In Alberta, sage grouse have been reduced to a small number of birds in the southeastern corner of the province

Agriculture, oil and gas exploration and other human activity have reduced Alberta’s sage grouse (Centrocercus urophasianus) population to about 50 birds. Once ranging as far north as Empress, Alta., sage grouse are now found only in the southeastern corner of the province, south of the Cypress Hills. Saskatchewan populations have had a similar fate, with grouse found in a small southwestern region in the Frenchman River valley and Grasslands National Park. “The sage grouse population decline has been severe,” said Alberta Fish and Wildlife biologist Joel Nicholson, noting most of the remaining North American population now lives in Montana and Wyoming. “We’re at a situation in Alberta now where we likely have 50 or fewer grouse, total population, and so we need to do some really significant immediate actions to prevent this population from becoming extirpated in Alberta.”

Nicholson recently told a Wildlife Society-sponsored Wildlife in the Wind lecture series about efforts to reintroduce sage grouse in attempts to stave off complete loss until solutions can be found.

“The translocation of sage grouse into Alberta is only viewed as a temporary solution and we know that we must do concurrent habitat reclamation and enhancement on the landscape to keep sage grouse over the long term,” he said.

Birds captured in Montana were released at several southern Alberta locations in 2011 and 2012, with limited success.

In 2011, weather resulted in only nine hens being captured and released.

In 2012, 29 hens and three cocks were released, most of them fitted with transmitters so biologists could track their movements and survival.

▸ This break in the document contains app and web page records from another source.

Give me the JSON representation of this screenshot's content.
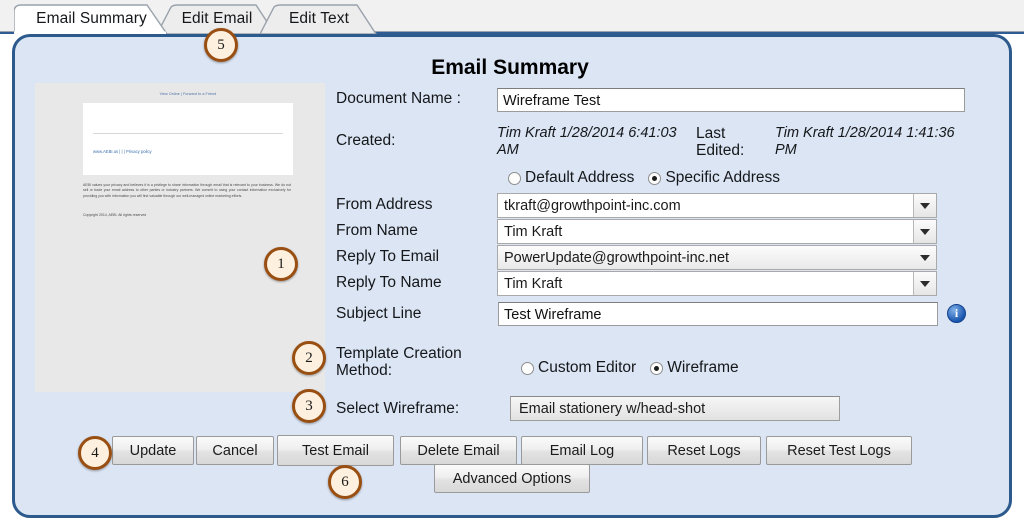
{
  "tabs": [
    {
      "label": "Email Summary",
      "active": true
    },
    {
      "label": "Edit Email",
      "active": false
    },
    {
      "label": "Edit Text",
      "active": false
    }
  ],
  "panel": {
    "title": "Email Summary"
  },
  "preview": {
    "top_link": "View Online | Forward to a Friend",
    "body_link": "www.AEBI.us | | | Privacy policy",
    "paragraph": "AEBI values your privacy and believes it is a privilege to share information through email that is relevant to your business. We do not sell or trade your email address to other parties or industry partners. We commit to using your contact information exclusively for providing you with information you will find valuable through our well-managed online marketing efforts.",
    "copyright": "Copyright 2014, AEBI. All rights reserved"
  },
  "form": {
    "document_name_label": "Document Name :",
    "document_name_value": "Wireframe Test",
    "created_label": "Created:",
    "created_value": "Tim Kraft 1/28/2014 6:41:03 AM",
    "last_edited_label": "Last Edited:",
    "last_edited_value": "Tim Kraft 1/28/2014 1:41:36 PM",
    "address_mode": [
      {
        "label": "Default Address",
        "selected": false
      },
      {
        "label": "Specific Address",
        "selected": true
      }
    ],
    "from_address_label": "From Address",
    "from_address_value": "tkraft@growthpoint-inc.com",
    "from_name_label": "From Name",
    "from_name_value": "Tim Kraft",
    "reply_to_email_label": "Reply To Email",
    "reply_to_email_value": "PowerUpdate@growthpoint-inc.net",
    "reply_to_name_label": "Reply To Name",
    "reply_to_name_value": "Tim Kraft",
    "subject_line_label": "Subject Line",
    "subject_line_value": "Test Wireframe",
    "info_icon_glyph": "i",
    "template_method_label_1": "Template Creation",
    "template_method_label_2": "Method:",
    "template_method_options": [
      {
        "label": "Custom Editor",
        "selected": false
      },
      {
        "label": "Wireframe",
        "selected": true
      }
    ],
    "select_wireframe_label": "Select Wireframe:",
    "select_wireframe_value": "Email stationery w/head-shot"
  },
  "buttons": {
    "update": "Update",
    "cancel": "Cancel",
    "test_email": "Test Email",
    "delete_email": "Delete Email",
    "email_log": "Email Log",
    "reset_logs": "Reset Logs",
    "reset_test_logs": "Reset Test Logs",
    "advanced_options": "Advanced Options"
  },
  "callouts": [
    {
      "n": "1"
    },
    {
      "n": "2"
    },
    {
      "n": "3"
    },
    {
      "n": "4"
    },
    {
      "n": "5"
    },
    {
      "n": "6"
    }
  ],
  "colors": {
    "panel_border": "#2c5a8c",
    "panel_fill": "#dbe5f4",
    "tab_bar": "#f1f1f1",
    "badge_ring": "#9a4f12",
    "badge_fill": "#fdf0de",
    "info_blue": "#1a56b0",
    "thumb_bg": "#e8e8e8"
  }
}
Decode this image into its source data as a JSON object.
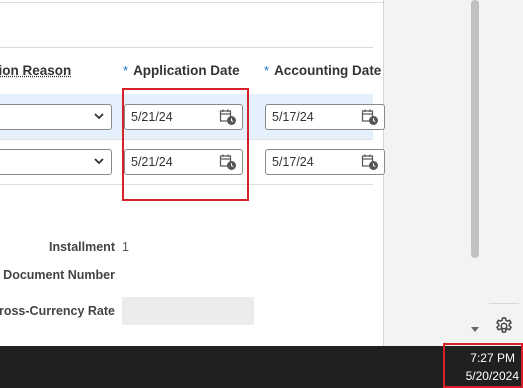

After release, the grouse typically explore their new area in widening circles. Nicholson showed a map of one bird’s movements that took it into two provinces and one state, for a total of 1,019 kilometres in a three-month period.

Two of eight released hens nested In 2011 and 11 did so in 2012. However, only one of the nests survived to brood stage because of depredation from coyotes, ravens and crows.

In 2013, only four of the eight hens being tracked had nests, and two of those broods survived.

“This is a little bit troubling in that other translocations have shown that after the initial year, the translocated hens typically behave like the resident birds and we should have had 100 percent nest initiation.”

University of Regina masters student Kayla Balderson is studying the structures and activities in sage grouse range that seem to prevent the translocated birds from permanent habitation.

She has found that grouse won’t live within 150 metres of farm buildings or 650 metres of electrical lines. In addition, they avoid areas within one to two km of well sites, and there are many in their remaining range.

Oil and gas structures discourage grouse, which are extremely sensitive to noise and avoid tall structures that could house predators.

Balderson said more data on avoidance distances could help the government and energy companies better plan future development or provide guidelines for removing abandoned wells to improve habitat.

“We’ve got solid commitments for reclamation of 50 some well sites over the next two years, all of which are in our better sage grouse habitat,” added Nicholson.

He said oil exploration in large areas of habitat in southeastern Alberta is not being allowed unless companies can show how the projects will protect the grouse.

Source: The Western Producer, 14 November 2013